→ **AIM OF THE TASK**: Each line below that includes the word "éducative" adds one to the count; give that count and nothing else.

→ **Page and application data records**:
-- Opening Marker --

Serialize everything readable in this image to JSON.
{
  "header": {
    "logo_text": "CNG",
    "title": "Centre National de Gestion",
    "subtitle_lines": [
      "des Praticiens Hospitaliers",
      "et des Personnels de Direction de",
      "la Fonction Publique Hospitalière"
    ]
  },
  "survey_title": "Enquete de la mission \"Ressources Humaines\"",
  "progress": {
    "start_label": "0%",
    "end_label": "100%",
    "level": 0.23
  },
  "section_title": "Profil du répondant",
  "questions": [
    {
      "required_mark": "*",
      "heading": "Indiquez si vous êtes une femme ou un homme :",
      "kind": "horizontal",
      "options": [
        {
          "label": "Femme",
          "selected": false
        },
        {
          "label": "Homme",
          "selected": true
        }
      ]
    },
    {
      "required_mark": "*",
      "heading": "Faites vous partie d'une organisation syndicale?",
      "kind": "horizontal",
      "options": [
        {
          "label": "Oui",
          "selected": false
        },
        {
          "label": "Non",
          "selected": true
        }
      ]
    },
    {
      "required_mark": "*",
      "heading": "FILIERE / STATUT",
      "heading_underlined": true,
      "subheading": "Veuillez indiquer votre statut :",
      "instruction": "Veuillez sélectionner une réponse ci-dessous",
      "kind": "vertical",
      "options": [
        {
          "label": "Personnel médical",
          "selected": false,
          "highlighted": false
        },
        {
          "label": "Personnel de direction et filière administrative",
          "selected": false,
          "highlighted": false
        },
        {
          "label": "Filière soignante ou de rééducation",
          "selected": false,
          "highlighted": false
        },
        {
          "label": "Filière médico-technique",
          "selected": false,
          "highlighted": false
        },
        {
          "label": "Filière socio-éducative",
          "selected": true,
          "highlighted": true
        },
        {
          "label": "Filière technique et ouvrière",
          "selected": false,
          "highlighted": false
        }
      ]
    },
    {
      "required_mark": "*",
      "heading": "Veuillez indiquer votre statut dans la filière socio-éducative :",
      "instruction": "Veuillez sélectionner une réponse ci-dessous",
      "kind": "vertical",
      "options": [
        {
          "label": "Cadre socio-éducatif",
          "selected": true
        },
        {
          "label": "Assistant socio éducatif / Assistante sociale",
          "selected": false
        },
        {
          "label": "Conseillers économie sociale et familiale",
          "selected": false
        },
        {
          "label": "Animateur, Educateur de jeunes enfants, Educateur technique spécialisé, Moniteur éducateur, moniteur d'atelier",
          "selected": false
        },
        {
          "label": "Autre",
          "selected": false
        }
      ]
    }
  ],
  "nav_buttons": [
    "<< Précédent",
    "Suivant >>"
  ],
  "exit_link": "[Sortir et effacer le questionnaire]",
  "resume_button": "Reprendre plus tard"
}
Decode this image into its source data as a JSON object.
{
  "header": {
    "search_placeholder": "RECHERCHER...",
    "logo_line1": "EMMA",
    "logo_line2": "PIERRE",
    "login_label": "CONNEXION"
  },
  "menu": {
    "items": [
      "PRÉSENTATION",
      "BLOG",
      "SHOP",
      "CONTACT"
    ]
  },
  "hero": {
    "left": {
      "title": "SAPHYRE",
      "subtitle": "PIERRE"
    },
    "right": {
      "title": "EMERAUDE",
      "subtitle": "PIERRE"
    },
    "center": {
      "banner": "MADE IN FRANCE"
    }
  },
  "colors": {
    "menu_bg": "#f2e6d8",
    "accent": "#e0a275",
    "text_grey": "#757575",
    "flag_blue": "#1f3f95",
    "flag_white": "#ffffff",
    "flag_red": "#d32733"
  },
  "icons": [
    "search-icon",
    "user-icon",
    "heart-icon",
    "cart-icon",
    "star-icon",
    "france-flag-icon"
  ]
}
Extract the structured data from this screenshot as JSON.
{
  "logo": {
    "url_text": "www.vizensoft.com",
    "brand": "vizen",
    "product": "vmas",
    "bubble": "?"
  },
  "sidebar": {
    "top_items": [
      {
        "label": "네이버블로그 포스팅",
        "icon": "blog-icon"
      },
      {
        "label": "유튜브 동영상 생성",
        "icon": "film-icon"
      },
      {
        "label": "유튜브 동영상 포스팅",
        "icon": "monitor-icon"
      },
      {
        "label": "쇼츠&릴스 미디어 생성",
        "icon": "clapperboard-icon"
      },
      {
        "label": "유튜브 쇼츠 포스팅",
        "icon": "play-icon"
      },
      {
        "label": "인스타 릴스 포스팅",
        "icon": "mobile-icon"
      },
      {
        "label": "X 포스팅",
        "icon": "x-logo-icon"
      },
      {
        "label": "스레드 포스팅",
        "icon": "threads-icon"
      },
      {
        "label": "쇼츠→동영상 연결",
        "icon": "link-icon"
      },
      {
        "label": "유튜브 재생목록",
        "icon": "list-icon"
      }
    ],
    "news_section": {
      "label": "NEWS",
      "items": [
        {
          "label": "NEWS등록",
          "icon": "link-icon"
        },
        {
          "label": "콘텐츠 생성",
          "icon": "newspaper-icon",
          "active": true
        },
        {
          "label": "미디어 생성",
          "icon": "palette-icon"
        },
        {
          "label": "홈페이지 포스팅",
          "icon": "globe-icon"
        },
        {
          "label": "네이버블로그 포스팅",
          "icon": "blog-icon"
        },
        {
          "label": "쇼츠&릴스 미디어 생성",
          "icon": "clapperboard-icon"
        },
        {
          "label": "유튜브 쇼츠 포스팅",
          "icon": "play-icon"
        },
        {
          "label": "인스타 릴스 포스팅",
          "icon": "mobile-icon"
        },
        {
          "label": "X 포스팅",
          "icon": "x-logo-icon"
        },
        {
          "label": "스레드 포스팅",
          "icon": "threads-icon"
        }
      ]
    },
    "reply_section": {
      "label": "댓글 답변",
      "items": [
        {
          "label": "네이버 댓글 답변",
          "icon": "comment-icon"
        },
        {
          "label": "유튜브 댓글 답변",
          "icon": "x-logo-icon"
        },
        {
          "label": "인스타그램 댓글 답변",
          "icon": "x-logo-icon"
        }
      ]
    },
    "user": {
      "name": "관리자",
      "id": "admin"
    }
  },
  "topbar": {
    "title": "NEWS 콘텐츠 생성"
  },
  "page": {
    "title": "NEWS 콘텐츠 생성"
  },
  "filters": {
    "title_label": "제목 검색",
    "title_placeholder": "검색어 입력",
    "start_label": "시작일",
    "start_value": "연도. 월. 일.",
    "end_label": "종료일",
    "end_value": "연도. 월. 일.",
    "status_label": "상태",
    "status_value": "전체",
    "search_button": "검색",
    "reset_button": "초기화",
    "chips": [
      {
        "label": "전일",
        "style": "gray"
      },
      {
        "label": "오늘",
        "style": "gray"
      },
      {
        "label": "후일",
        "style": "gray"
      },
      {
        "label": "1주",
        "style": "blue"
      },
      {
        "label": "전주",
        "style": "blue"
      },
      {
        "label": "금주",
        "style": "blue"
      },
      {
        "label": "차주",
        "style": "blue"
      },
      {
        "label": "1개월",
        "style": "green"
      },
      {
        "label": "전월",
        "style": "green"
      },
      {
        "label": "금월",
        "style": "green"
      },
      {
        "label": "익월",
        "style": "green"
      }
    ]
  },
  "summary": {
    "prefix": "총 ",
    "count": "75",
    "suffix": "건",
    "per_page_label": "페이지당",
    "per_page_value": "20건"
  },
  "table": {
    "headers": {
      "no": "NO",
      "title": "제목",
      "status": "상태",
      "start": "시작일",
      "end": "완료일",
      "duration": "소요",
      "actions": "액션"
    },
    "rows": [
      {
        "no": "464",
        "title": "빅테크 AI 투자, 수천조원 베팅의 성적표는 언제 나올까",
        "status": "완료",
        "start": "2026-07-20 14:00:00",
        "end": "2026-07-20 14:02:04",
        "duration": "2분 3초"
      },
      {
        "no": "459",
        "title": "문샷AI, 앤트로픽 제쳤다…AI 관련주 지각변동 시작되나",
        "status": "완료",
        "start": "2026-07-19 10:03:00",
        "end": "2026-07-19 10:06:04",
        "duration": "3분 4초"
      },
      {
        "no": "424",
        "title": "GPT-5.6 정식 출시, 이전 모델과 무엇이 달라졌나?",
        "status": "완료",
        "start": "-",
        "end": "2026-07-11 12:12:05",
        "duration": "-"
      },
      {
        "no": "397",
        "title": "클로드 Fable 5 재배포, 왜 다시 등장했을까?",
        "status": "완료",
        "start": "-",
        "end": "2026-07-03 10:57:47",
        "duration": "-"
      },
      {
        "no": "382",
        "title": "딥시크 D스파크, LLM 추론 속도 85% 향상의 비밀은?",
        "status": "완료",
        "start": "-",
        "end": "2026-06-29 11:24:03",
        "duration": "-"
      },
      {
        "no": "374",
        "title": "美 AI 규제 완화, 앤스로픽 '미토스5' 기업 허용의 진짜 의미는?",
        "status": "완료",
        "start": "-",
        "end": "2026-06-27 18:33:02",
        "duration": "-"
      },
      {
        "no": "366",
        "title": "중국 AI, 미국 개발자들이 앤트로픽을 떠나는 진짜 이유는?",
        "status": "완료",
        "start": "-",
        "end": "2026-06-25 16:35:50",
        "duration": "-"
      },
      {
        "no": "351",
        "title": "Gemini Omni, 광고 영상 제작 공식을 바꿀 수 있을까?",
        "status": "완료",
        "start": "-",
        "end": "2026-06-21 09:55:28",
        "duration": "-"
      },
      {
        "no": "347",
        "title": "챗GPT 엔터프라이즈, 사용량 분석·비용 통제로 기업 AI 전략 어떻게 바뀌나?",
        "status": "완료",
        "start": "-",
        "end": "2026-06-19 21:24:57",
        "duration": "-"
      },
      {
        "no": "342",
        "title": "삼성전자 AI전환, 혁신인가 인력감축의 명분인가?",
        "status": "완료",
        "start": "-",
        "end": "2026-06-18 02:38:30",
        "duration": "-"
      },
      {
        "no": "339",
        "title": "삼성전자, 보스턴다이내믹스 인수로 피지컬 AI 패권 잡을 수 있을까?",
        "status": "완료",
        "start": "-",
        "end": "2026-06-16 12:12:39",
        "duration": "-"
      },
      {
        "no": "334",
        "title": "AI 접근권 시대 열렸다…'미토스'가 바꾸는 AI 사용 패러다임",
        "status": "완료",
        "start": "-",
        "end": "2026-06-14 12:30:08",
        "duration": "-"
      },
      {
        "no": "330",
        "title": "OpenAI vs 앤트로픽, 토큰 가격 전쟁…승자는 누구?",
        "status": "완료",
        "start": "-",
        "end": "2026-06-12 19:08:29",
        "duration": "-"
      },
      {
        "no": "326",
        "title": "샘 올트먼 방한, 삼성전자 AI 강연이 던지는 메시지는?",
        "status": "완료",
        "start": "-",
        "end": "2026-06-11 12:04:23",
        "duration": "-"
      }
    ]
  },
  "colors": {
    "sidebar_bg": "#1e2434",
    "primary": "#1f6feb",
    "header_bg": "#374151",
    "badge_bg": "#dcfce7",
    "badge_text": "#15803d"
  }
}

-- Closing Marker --

→ **YOUR SOLUTION**: 2